The Group, co-convened by Rev Lynda Rose, CEO of Christian pressure group Voice for Justice UK (VfJUK), and Robert Harris, produced the report on ‘Relationships and Sex Education: the Way Forward’, as a response to the government’s public consultation on Relationships and Sex Education (RSE).
Rev Rose said: “The problem is that RSE programmes up to now have been a disaster, not just in failing to protect children, but by actually contributing to – even causing – the very problems they’re supposed to stop. In fact, RSE appears to be prematurely sexualising children by giving them too much information, too young.”
VfJUK reports that the UK still has the highest teenage pregnancy rate in Western Europe – despite a recent drop. At the same time, doctors say teenage STIs are at an epidemic level, while even five-year-olds are reported to have accessed pornography, and sexting (texting sexualised images) is at a record high. Figures for child sexual abuse also show that one third of attacks are committed by other children.

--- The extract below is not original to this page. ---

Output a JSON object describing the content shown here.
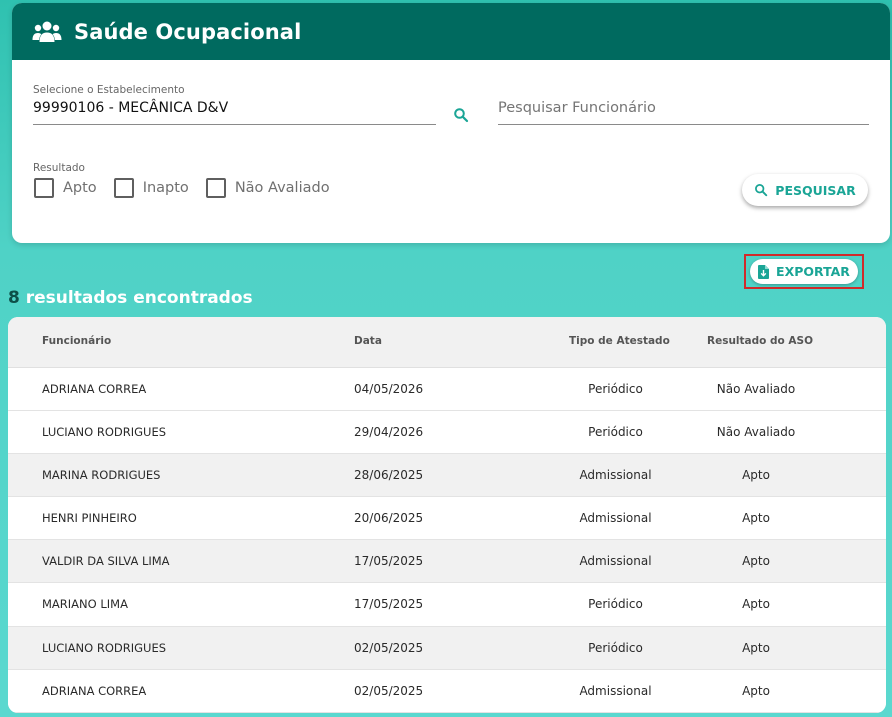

Whatever the public response, the government has insisted that RSE will be mandatory – even in primary schools. Education Secretary Damian Hinds also intends to remove the
parental right to withdraw children from sex education, replacing it with just the right to request it – which the Head may or may not allow. Also, children will be regarded as able to make their own decision, which further undermines parental rights.
The public can still contribute to the online consultation, which is open until 7 November, and VfJUK is encouraging Christians to buy the report to give to their MP and distribute in churches.
It is available from their website: vfjuk.org.uk.